### GOAL OF THE EXERCISE
Write only the number of lines in the data that include the word "best".

──────── RECORD EXTRACTS ────────

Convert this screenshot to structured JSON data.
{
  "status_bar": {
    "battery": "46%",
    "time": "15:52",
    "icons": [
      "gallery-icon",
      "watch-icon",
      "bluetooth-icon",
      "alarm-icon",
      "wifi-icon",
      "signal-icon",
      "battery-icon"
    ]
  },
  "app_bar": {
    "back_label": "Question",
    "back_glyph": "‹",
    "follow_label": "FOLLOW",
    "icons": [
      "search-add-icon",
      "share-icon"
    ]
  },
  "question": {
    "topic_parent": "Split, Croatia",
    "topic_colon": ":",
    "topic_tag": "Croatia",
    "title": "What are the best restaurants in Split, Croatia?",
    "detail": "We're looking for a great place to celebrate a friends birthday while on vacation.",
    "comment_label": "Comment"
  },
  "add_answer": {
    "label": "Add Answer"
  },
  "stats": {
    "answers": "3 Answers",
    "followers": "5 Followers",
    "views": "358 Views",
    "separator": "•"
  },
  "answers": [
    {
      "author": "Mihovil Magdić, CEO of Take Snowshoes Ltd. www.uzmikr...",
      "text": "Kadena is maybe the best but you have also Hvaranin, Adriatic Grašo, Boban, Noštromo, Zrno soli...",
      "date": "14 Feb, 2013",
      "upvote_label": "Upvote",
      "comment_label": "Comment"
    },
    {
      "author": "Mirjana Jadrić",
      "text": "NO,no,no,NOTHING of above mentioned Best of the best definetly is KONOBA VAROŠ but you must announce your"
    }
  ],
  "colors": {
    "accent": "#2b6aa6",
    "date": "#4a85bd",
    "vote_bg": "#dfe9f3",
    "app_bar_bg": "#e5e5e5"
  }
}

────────

### EXPECTED ANSWER
3